Golfnutter: What really makes golfers happy?


Laem Chabang at Bt.2800, Khao Kheow at Bt.1000 or Century Chonburi at Bt.500 – which one?

Pattaya golf organisers and local golf courses share one thing in common – a desire for happy customers.  When golfers walk off that last green, if they feel good they will be back.  So what really influences how they feel?


Are we golfers so insular as to evaluate a golf experience based solely upon how we play?  Or does the value-for-money equation play the major part in determining satisfaction?  And what about the pace of play, practise facilities, locker and shower amenities, food and beverage or quality of service?

Pattaya golfers will decide from which society they will play their golf based upon a variety of factors.  This article is not about those factors.  Rather, it is about which golf course the society chooses to play – which may or may not amount to the same thing.

Khao Kheow’s signature hole: the par-3 B8.Khao Kheow’s signature hole: the par-3 B8.

Some of us have spent many an hour debating this very issue in an attempt to arrive at a list: a top-10 that determines which courses will feature in a rolling three-month playing schedule.  And in so doing, organisers will be mindful of what their punters prefer.  But what if these same punters don’t know what they actually want, or worse, when giving reasons why a particular golfing experience was good, tell untruths?

In a recent survey commissioned by Golf Digest, two well-qualified researchers quizzed some 2,400 US respondents in an attempt to determine what golfers really want.  They were asked to recall their last away game – a round not played at their home course.  The median profile of these respondents was that of a 58yo male who plays seven rounds per month, which is not too far removed from our average Joe Blow, here in Pattaya.

Questions asked fell into one of two broad categories; satisfaction across a variety of issues such as pace of play, quality of practise facilities, weather, score and so on, and the importance attached to each issue rated.

Social scientists have long told of the contradiction between what people say and do.  In this study, for instance, many respondents said pace of play was their top driver of satisfaction, when in actuality it was the least.  One of the researchers explained that this is an aspect that assumes great importance only when others are constant.  At your home course, for example, pace of play matters a lot because you already know what to expect in the other areas.

Another point to consider is that while a slow round has a large effect on causing dissatisfaction, a fast round has minimal effect on increasing satisfaction.

Results: What golfers say makes them happy – first to last: Pace of Play, Green Fees, Course Conditions, Ease of Booking, Course Layout, Weather, Practise Facilities, Score, Quality of Carts, Service, Food and Beverage, Locker Room and Merchandise; thirteen in total.
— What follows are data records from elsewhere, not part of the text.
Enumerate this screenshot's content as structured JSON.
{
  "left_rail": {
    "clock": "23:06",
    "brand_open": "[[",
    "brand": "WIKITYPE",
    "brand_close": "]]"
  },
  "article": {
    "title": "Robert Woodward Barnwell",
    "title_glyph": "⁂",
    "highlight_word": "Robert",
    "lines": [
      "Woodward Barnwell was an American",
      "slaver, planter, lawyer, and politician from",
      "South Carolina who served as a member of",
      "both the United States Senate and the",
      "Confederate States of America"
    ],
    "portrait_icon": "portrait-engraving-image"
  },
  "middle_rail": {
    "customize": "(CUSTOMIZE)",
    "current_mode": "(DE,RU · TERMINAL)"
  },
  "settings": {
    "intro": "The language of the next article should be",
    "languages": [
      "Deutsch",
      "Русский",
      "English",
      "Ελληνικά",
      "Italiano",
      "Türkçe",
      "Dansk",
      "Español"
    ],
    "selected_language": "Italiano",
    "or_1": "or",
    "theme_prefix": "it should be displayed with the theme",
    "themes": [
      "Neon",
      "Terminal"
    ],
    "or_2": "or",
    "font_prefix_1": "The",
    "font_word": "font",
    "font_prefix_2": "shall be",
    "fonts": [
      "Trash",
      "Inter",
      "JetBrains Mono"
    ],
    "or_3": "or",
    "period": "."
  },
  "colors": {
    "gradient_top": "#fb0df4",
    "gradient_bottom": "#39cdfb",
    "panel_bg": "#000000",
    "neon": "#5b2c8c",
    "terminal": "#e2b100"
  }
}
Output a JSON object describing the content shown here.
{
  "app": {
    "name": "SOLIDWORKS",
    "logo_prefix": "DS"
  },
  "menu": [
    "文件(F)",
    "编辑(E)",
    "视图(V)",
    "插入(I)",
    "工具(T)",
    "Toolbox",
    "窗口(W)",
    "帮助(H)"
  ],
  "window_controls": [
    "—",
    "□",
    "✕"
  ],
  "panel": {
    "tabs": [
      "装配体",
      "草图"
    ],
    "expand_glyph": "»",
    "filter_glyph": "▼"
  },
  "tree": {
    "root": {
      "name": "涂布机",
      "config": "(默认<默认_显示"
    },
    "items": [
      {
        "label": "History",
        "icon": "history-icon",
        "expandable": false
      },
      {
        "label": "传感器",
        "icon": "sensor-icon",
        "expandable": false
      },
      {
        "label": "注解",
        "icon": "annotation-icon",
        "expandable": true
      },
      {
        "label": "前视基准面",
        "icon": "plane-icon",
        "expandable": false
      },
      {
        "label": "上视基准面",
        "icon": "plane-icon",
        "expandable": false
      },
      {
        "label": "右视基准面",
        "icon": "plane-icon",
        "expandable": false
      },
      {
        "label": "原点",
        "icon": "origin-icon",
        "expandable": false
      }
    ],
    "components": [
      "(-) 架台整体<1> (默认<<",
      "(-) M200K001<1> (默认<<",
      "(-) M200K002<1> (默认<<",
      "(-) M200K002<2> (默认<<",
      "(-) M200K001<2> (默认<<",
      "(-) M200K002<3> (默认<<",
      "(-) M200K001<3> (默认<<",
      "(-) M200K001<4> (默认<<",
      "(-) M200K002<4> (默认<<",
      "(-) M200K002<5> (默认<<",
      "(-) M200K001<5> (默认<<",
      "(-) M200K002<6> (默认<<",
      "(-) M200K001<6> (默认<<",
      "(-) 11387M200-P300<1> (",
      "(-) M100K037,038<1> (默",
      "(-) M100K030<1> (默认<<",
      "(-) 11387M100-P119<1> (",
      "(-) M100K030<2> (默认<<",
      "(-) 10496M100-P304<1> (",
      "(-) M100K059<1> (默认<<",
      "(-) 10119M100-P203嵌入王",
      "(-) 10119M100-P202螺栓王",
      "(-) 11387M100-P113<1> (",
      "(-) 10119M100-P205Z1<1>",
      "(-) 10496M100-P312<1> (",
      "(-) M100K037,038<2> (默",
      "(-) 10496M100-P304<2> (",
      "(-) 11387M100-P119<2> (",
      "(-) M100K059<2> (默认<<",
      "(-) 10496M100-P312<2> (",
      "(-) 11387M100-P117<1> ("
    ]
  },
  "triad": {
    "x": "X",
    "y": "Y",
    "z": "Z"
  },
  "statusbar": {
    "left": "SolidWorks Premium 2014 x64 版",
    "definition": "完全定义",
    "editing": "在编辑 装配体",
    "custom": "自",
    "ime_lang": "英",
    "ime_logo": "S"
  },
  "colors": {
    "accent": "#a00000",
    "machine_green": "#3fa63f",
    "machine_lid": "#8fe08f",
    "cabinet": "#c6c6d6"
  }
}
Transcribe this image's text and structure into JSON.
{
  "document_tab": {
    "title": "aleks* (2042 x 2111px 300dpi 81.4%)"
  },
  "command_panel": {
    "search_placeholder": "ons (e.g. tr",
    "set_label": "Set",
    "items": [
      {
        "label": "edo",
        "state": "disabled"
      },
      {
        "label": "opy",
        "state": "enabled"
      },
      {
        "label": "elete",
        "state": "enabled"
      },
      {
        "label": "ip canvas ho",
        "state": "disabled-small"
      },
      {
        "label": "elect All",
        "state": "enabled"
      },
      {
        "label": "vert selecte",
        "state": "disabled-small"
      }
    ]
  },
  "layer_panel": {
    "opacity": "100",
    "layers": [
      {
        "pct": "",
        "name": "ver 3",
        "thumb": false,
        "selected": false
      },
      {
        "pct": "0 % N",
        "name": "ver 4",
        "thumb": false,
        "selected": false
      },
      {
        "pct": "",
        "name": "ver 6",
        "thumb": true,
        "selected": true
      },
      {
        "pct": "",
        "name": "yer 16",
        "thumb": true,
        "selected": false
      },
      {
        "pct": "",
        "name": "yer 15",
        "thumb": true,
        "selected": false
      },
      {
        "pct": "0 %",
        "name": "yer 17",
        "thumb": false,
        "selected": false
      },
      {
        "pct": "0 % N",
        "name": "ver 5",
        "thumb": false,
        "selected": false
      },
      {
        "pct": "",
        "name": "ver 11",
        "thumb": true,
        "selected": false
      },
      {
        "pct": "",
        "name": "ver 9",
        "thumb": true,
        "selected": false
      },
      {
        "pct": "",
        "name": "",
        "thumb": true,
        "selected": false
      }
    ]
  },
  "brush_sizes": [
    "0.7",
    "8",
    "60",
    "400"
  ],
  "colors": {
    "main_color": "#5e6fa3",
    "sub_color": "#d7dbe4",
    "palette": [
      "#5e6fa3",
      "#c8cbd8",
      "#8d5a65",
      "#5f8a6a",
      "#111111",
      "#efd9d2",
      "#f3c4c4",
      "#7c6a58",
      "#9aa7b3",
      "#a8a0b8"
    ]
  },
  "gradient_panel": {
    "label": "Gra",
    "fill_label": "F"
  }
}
What actually makes golfers happy – first to last: Course Conditions, Course Layout, Score, Green Fees, Food and Beverage, Service, Locker Room, Ease of Booking, Quality of Carts, Practise Facilities, Merchandise, Weather, Pace of Play; thirteen in total.

Analysis: First, to put these results into a Pattaya context, out comes Weather, Merchandise and Quality of Carts as issues I believe wouldn’t or don’t overly concern us.  Replace these and one other with Caddies and you may have a Pattaya-related top-10 of issues.

Second, the huge disparity regarding Pace of Play – from first to last – needs clarifying.  The article partly explained it by saying it is a hygiene factor, a dissatisfier rather than a motivator.  It also notes that golfers playing away are normally on tour with mates, so are not likely to be in a rush to get home, or attend an evening meeting.

Third, and by far the most telling, course conditions proved the most important driver of satisfaction when golfers travel.  Specifically, in ascending order, golfers value the conditions of the bunkers, the tee boxes, the fairways and, most of all, the greens.  In short, more than anything golfers want to play courses where they feel they have a reasonable chance of getting their fair share of putts.

If the results of this survey are to be believed, golf organisers need place course conditions first when determining their playing schedules.  As regards slow play, it appears not to matter providing everything else is fine….umm…. I’m not too sure about this.

Personally, the major determinants for me are cost, course conditions and the people I play with, but the latter is not a course-related issue so doesn’t feature here.  Rather, this has more to do with the venue a golfer chooses, which will be the subject of a future article.

Happy golfing,